▸ **Activity**
Repeat the entire listing exactly.

▸ **Data provided**

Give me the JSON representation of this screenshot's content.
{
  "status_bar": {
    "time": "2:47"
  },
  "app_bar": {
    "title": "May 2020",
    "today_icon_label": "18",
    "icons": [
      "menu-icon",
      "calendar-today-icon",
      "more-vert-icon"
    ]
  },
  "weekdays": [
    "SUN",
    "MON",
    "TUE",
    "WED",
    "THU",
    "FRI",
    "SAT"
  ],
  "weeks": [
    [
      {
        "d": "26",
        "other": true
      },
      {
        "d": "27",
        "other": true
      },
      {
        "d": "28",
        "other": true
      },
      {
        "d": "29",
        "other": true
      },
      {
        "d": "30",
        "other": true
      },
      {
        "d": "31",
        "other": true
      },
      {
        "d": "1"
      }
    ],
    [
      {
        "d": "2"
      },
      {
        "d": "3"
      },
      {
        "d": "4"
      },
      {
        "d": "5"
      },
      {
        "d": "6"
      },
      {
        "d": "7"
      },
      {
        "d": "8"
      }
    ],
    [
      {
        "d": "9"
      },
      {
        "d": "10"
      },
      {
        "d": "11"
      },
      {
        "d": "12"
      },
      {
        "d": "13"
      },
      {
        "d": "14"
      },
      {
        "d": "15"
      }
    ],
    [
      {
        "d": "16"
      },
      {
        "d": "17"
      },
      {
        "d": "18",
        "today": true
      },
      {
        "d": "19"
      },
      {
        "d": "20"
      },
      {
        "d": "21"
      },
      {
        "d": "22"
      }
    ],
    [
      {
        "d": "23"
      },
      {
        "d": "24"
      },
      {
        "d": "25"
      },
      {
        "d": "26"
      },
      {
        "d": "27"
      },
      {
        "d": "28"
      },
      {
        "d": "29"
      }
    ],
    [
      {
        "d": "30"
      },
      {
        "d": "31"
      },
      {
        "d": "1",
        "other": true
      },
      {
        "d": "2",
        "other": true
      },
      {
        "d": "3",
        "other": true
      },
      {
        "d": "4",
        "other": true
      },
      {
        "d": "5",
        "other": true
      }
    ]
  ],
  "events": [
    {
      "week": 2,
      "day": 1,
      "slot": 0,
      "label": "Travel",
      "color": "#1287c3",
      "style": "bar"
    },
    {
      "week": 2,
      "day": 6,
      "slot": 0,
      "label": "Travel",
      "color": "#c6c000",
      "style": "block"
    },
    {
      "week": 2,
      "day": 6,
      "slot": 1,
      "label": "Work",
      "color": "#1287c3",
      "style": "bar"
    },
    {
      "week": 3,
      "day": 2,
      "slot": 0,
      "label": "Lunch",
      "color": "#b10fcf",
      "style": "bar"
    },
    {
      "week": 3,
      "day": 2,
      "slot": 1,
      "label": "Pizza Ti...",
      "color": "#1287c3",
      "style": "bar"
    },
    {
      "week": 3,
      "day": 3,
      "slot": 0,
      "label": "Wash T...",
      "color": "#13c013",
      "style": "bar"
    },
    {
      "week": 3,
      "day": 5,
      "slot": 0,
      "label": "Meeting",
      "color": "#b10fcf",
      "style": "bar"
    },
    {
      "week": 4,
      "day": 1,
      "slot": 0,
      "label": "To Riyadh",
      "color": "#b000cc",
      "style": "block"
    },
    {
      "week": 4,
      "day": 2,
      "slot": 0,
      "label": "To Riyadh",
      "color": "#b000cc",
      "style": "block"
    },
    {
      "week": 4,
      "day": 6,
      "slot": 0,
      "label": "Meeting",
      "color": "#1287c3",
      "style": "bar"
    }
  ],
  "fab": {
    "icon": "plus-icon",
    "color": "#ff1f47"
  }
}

▸ **Worked solution**
Give me the JSON representation of this screenshot's content.
{
  "status_bar": {
    "time": "2:47"
  },
  "app_bar": {
    "title": "May 2020",
    "today_icon_label": "18",
    "icons": [
      "menu-icon",
      "calendar-today-icon",
      "more-vert-icon"
    ]
  },
  "weekdays": [
    "SUN",
    "MON",
    "TUE",
    "WED",
    "THU",
    "FRI",
    "SAT"
  ],
  "weeks": [
    [
      {
        "d": "26",
        "other": true
      },
      {
        "d": "27",
        "other": true
      },
      {
        "d": "28",
        "other": true
      },
      {
        "d": "29",
        "other": true
      },
      {
        "d": "30",
        "other": true
      },
      {
        "d": "31",
        "other": true
      },
      {
        "d": "1"
      }
    ],
    [
      {
        "d": "2"
      },
      {
        "d": "3"
      },
      {
        "d": "4"
      },
      {
        "d": "5"
      },
      {
        "d": "6"
      },
      {
        "d": "7"
      },
      {
        "d": "8"
      }
    ],
    [
      {
        "d": "9"
      },
      {
        "d": "10"
      },
      {
        "d": "11"
      },
      {
        "d": "12"
      },
      {
        "d": "13"
      },
      {
        "d": "14"
      },
      {
        "d": "15"
      }
    ],
    [
      {
        "d": "16"
      },
      {
        "d": "17"
      },
      {
        "d": "18",
        "today": true
      },
      {
        "d": "19"
      },
      {
        "d": "20"
      },
      {
        "d": "21"
      },
      {
        "d": "22"
      }
    ],
    [
      {
        "d": "23"
      },
      {
        "d": "24"
      },
      {
        "d": "25"
      },
      {
        "d": "26"
      },
      {
        "d": "27"
      },
      {
        "d": "28"
      },
      {
        "d": "29"
      }
    ],
    [
      {
        "d": "30"
      },
      {
        "d": "31"
      },
      {
        "d": "1",
        "other": true
      },
      {
        "d": "2",
        "other": true
      },
      {
        "d": "3",
        "other": true
      },
      {
        "d": "4",
        "other": true
      },
      {
        "d": "5",
        "other": true
      }
    ]
  ],
  "events": [
    {
      "week": 2,
      "day": 1,
      "slot": 0,
      "label": "Travel",
      "color": "#1287c3",
      "style": "bar"
    },
    {
      "week": 2,
      "day": 6,
      "slot": 0,
      "label": "Travel",
      "color": "#c6c000",
      "style": "block"
    },
    {
      "week": 2,
      "day": 6,
      "slot": 1,
      "label": "Work",
      "color": "#1287c3",
      "style": "bar"
    },
    {
      "week": 3,
      "day": 2,
      "slot": 0,
      "label": "Lunch",
      "color": "#b10fcf",
      "style": "bar"
    },
    {
      "week": 3,
      "day": 2,
      "slot": 1,
      "label": "Pizza Ti...",
      "color": "#1287c3",
      "style": "bar"
    },
    {
      "week": 3,
      "day": 3,
      "slot": 0,
      "label": "Wash T...",
      "color": "#13c013",
      "style": "bar"
    },
    {
      "week": 3,
      "day": 5,
      "slot": 0,
      "label": "Meeting",
      "color": "#b10fcf",
      "style": "bar"
    },
    {
      "week": 4,
      "day": 1,
      "slot": 0,
      "label": "To Riyadh",
      "color": "#b000cc",
      "style": "block"
    },
    {
      "week": 4,
      "day": 2,
      "slot": 0,
      "label": "To Riyadh",
      "color": "#b000cc",
      "style": "block"
    },
    {
      "week": 4,
      "day": 6,
      "slot": 0,
      "label": "Meeting",
      "color": "#1287c3",
      "style": "bar"
    }
  ],
  "fab": {
    "icon": "plus-icon",
    "color": "#ff1f47"
  }
}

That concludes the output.